_What the exercise asks_
Figure out the number of lines in the data that hold the string "email". Reply with that figure only.

(Entries taken from a collection)
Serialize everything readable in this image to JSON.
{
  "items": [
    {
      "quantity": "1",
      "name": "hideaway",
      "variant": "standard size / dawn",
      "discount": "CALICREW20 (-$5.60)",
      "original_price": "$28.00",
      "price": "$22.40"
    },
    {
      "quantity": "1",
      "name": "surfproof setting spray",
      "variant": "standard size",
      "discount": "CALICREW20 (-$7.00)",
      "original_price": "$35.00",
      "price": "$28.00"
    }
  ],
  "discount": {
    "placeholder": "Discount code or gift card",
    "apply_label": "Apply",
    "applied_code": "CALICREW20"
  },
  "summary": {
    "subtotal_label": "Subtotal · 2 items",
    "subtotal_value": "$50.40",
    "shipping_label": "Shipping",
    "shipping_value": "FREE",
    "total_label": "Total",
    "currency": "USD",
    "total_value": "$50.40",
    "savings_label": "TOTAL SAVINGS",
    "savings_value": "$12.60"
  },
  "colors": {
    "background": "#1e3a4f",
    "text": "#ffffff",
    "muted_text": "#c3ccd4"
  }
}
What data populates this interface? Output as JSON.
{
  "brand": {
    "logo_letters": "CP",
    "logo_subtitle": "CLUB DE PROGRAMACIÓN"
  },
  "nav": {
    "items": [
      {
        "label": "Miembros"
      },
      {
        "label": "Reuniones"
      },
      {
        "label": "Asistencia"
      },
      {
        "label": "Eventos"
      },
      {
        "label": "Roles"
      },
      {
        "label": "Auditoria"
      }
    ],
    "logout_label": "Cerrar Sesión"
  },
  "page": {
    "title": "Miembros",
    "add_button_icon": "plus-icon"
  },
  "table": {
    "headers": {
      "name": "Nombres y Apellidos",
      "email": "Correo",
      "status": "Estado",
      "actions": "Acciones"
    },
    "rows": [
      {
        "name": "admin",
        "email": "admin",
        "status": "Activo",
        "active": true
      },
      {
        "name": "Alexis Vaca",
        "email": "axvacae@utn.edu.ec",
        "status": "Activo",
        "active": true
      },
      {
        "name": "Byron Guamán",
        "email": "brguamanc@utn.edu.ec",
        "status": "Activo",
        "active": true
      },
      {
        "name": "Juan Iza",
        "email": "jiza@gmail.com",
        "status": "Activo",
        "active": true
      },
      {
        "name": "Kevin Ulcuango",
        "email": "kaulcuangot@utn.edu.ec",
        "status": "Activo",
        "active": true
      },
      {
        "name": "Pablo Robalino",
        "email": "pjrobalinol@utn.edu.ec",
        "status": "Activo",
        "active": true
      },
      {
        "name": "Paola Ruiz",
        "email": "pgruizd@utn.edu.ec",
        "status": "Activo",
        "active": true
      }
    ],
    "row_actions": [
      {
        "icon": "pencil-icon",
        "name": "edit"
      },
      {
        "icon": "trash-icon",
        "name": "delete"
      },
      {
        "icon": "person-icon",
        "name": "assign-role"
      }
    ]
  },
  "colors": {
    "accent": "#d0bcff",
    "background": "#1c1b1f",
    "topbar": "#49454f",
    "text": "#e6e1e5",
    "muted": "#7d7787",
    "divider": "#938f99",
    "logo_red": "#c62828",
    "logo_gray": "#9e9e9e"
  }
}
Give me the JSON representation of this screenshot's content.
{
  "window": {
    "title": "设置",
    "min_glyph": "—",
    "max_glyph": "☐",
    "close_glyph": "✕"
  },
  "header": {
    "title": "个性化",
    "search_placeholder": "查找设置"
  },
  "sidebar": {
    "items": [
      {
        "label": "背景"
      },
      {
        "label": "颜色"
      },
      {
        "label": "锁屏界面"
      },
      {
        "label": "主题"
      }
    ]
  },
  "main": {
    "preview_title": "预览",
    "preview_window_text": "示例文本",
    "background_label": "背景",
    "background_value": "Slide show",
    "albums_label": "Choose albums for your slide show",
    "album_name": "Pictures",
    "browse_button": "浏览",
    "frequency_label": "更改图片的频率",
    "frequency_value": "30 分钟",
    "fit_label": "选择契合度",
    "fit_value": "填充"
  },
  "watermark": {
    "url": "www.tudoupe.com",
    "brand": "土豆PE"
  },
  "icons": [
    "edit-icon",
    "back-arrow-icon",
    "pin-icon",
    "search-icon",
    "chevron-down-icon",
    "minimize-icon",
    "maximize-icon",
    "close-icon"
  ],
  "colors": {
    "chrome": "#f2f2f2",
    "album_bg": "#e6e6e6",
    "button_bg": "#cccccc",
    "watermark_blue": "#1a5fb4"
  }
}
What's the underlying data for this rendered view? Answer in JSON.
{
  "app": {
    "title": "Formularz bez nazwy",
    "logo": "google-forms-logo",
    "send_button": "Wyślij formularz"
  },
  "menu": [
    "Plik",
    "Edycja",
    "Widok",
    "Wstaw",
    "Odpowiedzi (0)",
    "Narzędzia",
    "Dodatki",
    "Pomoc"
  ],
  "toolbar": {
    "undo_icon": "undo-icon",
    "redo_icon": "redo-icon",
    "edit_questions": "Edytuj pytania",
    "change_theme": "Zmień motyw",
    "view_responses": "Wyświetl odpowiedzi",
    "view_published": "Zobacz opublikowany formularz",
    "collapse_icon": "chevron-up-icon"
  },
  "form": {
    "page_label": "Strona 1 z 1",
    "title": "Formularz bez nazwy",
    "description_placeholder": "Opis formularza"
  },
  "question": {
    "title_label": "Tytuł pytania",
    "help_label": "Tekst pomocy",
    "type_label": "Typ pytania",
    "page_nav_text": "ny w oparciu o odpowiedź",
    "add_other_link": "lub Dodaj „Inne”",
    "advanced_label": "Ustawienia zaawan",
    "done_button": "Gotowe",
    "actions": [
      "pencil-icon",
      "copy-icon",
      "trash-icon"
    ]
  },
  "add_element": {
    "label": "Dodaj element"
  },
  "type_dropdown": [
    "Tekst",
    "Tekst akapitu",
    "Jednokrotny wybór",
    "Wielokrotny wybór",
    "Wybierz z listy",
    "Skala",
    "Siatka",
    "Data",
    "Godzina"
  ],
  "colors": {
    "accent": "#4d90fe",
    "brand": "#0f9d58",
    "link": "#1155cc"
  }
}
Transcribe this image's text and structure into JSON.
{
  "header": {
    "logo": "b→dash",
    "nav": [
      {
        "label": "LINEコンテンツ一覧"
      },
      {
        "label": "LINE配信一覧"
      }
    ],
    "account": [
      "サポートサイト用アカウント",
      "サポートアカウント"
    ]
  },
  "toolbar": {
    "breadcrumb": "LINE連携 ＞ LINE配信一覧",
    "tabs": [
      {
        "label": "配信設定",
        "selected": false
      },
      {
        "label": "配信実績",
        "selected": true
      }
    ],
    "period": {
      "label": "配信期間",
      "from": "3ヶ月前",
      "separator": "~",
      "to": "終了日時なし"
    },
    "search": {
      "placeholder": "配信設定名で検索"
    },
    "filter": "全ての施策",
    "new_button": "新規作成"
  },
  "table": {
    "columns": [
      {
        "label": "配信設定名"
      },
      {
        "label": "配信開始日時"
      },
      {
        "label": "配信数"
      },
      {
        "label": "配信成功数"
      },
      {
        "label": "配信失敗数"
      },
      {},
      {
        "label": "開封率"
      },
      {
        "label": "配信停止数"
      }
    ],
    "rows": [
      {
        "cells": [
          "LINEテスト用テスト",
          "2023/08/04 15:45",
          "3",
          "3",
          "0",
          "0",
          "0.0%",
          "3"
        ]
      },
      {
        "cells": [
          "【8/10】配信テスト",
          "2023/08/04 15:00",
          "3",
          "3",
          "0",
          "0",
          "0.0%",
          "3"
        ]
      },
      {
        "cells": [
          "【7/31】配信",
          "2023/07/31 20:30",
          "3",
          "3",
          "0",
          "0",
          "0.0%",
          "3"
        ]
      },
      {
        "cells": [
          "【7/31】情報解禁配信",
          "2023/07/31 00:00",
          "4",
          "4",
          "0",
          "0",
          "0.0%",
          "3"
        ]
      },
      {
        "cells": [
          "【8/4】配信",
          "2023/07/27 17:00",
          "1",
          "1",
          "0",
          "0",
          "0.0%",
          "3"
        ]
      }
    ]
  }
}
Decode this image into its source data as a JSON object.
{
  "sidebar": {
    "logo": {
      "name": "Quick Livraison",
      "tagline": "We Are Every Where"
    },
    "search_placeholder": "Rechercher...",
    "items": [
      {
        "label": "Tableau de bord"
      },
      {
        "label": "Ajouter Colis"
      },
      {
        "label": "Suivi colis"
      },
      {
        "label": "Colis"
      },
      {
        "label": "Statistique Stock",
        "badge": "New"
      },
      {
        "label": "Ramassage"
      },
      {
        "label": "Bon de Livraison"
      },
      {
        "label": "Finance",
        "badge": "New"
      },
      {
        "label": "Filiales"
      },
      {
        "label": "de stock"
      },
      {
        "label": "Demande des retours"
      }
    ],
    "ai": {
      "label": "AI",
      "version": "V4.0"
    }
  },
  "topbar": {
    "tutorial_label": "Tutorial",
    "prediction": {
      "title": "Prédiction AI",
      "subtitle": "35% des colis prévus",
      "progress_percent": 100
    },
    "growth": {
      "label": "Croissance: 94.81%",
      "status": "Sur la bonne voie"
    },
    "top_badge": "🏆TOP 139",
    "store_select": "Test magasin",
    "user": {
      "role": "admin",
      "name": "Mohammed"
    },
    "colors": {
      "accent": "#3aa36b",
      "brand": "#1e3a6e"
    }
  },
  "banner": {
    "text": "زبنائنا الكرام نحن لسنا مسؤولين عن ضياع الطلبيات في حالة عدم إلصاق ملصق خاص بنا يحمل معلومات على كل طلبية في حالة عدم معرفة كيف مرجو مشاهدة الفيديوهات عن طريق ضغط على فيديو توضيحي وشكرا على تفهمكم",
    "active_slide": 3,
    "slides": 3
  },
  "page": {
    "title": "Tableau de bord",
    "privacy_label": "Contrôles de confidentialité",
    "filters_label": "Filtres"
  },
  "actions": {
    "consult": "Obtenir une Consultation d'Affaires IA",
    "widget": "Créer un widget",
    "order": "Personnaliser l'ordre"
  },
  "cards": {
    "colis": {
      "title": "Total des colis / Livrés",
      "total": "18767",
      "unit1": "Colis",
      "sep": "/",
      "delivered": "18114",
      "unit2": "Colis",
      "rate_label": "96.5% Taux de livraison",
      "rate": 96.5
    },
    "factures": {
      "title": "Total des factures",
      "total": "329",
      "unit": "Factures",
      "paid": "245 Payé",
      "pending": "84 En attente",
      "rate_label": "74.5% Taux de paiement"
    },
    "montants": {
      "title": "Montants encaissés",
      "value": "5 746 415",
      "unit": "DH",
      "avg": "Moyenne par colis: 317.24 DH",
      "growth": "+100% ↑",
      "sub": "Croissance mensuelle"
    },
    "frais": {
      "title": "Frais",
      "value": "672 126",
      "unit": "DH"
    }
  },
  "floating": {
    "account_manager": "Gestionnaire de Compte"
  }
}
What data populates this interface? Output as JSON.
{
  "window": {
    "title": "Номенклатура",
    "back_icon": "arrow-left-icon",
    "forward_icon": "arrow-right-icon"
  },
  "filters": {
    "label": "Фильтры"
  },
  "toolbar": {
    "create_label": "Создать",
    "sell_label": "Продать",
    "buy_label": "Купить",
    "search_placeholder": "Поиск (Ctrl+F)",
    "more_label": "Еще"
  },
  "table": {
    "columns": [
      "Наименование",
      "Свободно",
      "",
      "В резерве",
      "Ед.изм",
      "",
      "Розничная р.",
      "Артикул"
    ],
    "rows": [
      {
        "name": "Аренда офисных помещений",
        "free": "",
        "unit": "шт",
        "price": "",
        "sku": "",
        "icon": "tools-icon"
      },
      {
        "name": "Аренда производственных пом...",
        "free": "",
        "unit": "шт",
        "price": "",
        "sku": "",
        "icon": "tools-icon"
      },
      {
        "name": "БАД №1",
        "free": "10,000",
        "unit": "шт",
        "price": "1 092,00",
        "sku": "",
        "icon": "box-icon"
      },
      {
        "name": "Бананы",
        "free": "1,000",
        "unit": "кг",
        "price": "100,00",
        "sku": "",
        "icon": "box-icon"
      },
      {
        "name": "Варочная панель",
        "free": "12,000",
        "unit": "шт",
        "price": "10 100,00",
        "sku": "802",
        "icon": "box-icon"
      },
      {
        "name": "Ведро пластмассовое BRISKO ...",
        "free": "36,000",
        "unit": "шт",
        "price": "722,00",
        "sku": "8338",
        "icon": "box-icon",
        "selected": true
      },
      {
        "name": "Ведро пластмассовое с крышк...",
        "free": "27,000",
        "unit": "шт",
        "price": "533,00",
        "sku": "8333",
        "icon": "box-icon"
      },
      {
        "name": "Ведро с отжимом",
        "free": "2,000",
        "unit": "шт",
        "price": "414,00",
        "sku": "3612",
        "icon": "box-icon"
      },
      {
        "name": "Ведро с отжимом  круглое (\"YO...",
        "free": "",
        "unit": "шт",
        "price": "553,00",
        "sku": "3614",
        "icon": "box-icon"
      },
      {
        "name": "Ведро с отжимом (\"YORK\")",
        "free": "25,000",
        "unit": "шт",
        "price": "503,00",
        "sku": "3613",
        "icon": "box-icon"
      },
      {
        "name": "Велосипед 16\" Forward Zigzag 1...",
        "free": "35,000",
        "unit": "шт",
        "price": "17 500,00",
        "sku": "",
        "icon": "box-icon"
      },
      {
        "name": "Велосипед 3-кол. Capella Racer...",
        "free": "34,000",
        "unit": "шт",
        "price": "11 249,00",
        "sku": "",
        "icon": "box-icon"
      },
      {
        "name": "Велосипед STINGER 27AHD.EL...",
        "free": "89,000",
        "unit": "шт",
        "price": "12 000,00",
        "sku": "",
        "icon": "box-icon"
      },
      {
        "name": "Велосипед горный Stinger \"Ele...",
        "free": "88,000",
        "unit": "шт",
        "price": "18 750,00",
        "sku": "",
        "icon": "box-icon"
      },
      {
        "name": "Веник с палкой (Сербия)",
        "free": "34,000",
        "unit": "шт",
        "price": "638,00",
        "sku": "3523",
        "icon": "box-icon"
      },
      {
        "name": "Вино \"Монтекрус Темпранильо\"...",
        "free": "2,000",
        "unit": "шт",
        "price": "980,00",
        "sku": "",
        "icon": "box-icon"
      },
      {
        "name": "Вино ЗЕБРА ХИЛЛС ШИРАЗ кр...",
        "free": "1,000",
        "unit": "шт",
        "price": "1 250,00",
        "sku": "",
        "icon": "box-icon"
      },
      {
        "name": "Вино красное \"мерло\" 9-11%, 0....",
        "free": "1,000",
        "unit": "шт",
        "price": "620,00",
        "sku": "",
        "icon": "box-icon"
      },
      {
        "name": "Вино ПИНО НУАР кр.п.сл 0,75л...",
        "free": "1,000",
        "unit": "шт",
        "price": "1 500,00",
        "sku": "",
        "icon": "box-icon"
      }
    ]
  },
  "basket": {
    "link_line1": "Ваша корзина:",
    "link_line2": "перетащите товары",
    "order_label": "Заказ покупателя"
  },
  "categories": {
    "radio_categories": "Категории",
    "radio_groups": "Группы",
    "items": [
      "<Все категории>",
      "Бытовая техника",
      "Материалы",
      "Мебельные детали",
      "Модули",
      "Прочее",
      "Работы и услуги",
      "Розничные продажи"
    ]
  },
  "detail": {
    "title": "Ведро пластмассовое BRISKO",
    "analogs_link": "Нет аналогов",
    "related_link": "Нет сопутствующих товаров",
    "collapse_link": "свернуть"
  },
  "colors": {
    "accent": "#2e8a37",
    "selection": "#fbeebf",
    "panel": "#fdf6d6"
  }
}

_Answer area_
8